Jeff Bridges stars as Rooster Cogburn, a gruff, drunken, one-eyed U.S. Marshal hired by precocious 14-year-old Mattie Ross (newcomer Hailee Steinfeld) to capture Tom Chaney (Josh Brolin), her father’s craven killer. Cogburn teams up with LaBoeuf (Matt Damon), a cocky Texas Ranger who’s also chasing Chaney.
The film sticks closer to the 1968 Charles Portis novel than the 1969 film that earned John Wayne an Oscar for his Cogburn. It’s more violent and funnier than the Wayne movie, featuring characters who speak in formal, elaborate sentences reminiscent of the TV series “Deadwood” without the cursing.
With his raspy voice, leather eye patch and Salvation Army clothes, Bridges looks more like a beggar than a lawman. His cavalier attitude toward killing is summed up by his reaction to a bungled shootout. “That didn’t pan out,” he says matter-of-factly.

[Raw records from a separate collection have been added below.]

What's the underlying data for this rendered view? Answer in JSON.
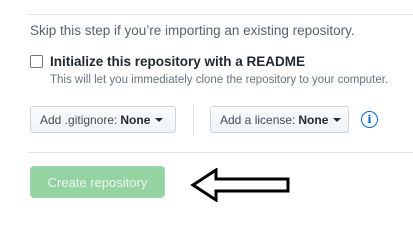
{
  "skip_text": "Skip this step if you’re importing an existing repository.",
  "readme": {
    "label": "Initialize this repository with a README",
    "note": "This will let you immediately clone the repository to your computer.",
    "checked": false
  },
  "gitignore": {
    "label": "Add .gitignore:",
    "value": "None"
  },
  "license": {
    "label": "Add a license:",
    "value": "None"
  },
  "info_glyph": "i",
  "create_button": {
    "label": "Create repository",
    "enabled": false
  },
  "colors": {
    "create_button_bg": "#94d3a2",
    "link_blue": "#0366d6"
  },
  "icons": {
    "caret": "caret-down-icon",
    "info": "info-icon",
    "arrow": "left-arrow-icon"
  }
}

Steinfeld, discovered in an open casting call, shows no signs of her big-screen inexperience. She’s as confident and unfazed as Mattie, who rides her horse across a deep river, plays hardball with a horse-trader (brilliantly played by Dakin Matthews) and barely winces when Cogburn cuts open her wound from a snake bite.
Damon’s lawman is a somber disciplinarian who spanks Mattie when she insists on joining the hunt for Chaney. Brolin doesn’t show up until late in the movie and is overshadowed by Barry Pepper as fellow criminal Lucky Ned, a gang leader with rotten teeth and a strange ethical code.
The wintry landscape is evocatively shot by cinematographer Roger Deakins and the spiritual-infused soundtrack strikes just the right tone.
“True Grit,” from Paramount Pictures, opens tomorrow across the U.S. Rating: ***1/2
“Somewhere,” Sofia Coppola’s bare-bones story about a debauched movie star hanging out with his 11-year-old daughter from a failed marriage, opens with an extended shot of Johnny Marco racing his black Ferrari around a track.
After a while, the scene gets monotonous. That also sums up the film, which is filled with long silent scenes of people sitting around doing nothing. Coppola wants to simulate real life, but she forgets that reality is often repetitive and boring on the screen.
Much of the film takes place at Hollywood’s Chateau Marmont, the celebrity hotel where John Belushi died of a drug overdose in 1982. Marco (a somnolent Stephen Dorff) lives alone there in an untidy abode where he hires pole dancers to entertain him as he lies in bed.
Marco’s aimless existence -- his main activities are drinking beer, smoking and sleeping with groupies -- is interrupted by a surprise visit from his daughter Cleo (perky Elle Fanning), dropped off by her mother for a stay of unspecified length.
Marco takes her to a skating rink and later on a promotional trip to Milan, where they stay in a luxury hotel suite with its own swimming pool. The more time he spends with his daughter, the more he realizes that his life is a waste.
He’s so lethargic and bland that it’s hard to believe he’s a movie star. Coppola may be telling us that vacuous celebrities are tedious, but then so is her film.
“Somewhere,” from Focus Features, opens tomorrow in New York, Chicago, Boston, Washington, Los Angeles and San Francisco. Rating: *1/2
What the Stars Mean: **** Excellent *** Good ** Average * Poor (No stars) Worthless
(Rick Warner is the movie critic for Muse, the arts and leisure section of Bloomberg News. Opinions expressed are his own.)